An adjustment of the rock-shaft far enough will entirely nullify the springs O by moving them wholly out of the range of the strikers.
In Fig. 3 I have shown a modification where in the application of the modifying force to the strikers may be controlled and reversed. The bar D is capable of sliding up and down and arranged above the upper horizontallyextending arms of the strikers, although it might be arranged under the same. From this sliding bar extend a number of helical springs C, which are normallyvery weak and Whose coils in their normal condition are considerably separated. Their lower extremities are attached to the strikers. Hence the springs may either push-or pull the strikers.

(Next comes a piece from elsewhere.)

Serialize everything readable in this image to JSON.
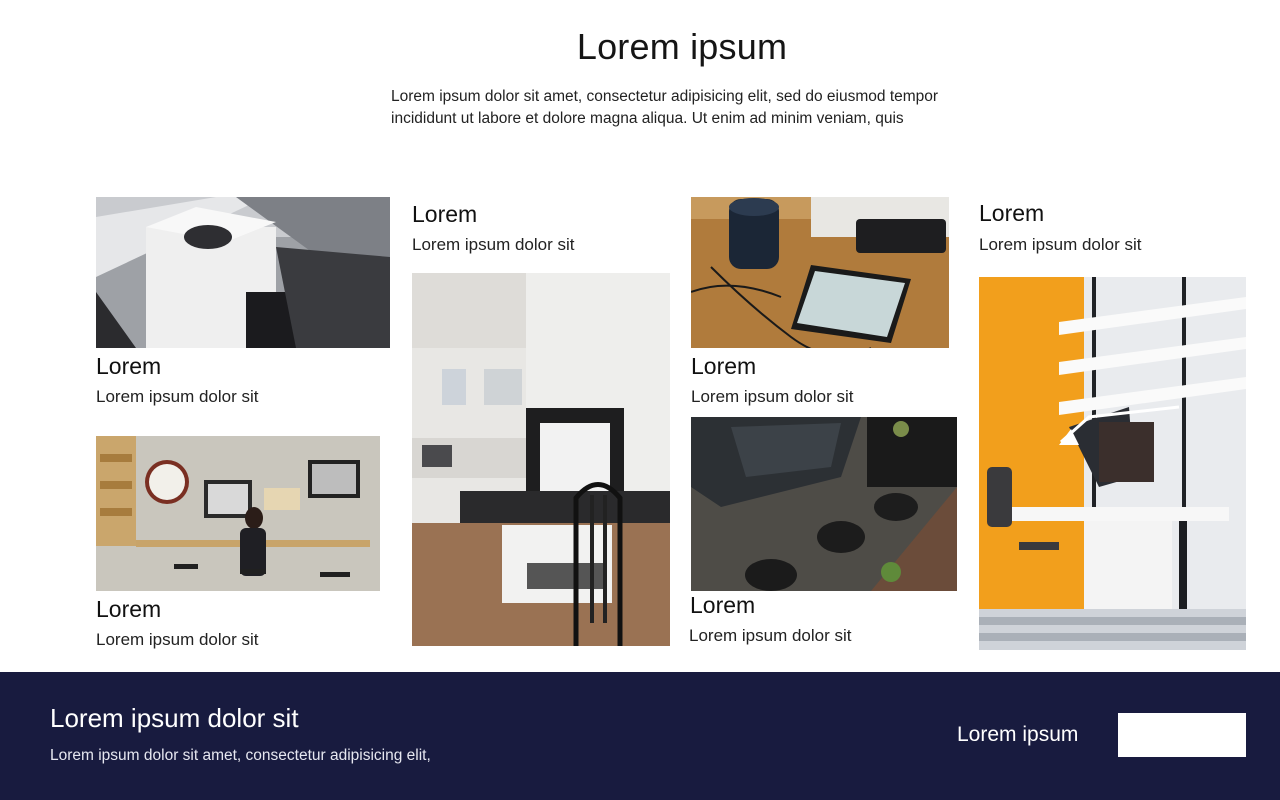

By adjusting the sliding bar into one posi- ICO tion through a suitable handle arranged conveniently for the operator of the instrument the springs C will not exert any appreciable influence upon the strikers. By raising the bar a suflicient tension may be put upon the springs to cause them to appreciably pull upon the strikers, and by lowering the bar from the first-mentioned position a sufficient resilience may be given to the springs to compel them to push upon the strikers. Thus the springs may augment or reduce the effectiveness of the motors B upon the strikers.
To prevent the flection of the springs 0', pins d may extend from the bar D through the springs for a considerable distance.
What I claim as new, and desire to secure by Letters Patent, is
1. The combination with a striker and,
means for actuating the same, of means for exerting modifying force to vary the action of the strikers, and an adjustable mechanism for controlling and reversing the application of said modifying force.
2. The combination with strikers and means for actuating them, of means for exerting modifying force to vary the action of the strikers, and an adjustable mechanism for conpneumatics for operating the strikers,a spring for each striker for modifying the action of the strikers under the influence of the pneumatics, and means for adjusting said springs to change the directions of their force relatively to the strikers, substantially as set forth.
4. The combination with the striker and striking mechanism for operating the keys of a musical instrument, ofmodifying-springs acting at one end upon the strikers, and adjustably secured at the other, and levers for adjusting the adjustable end to mechanically modify the efiect of the springs, for substantially the purposes set forth.
5. The combination with the striker and striking mechanism for operating the keys of a musical instrument, of modifying-springs acting at one end upon the strikers, and adjustably secured at the other by an adjustable slide and slideway, and means for moving the said slide, for substantially the purposes set forth.
In testimony whereof I have signed my name to this specification in the presence of two subscribing witnesses.
ROBERT WILLIARD, PAIN.
EDW. F. OoYLE, (3120. E. ORUsE.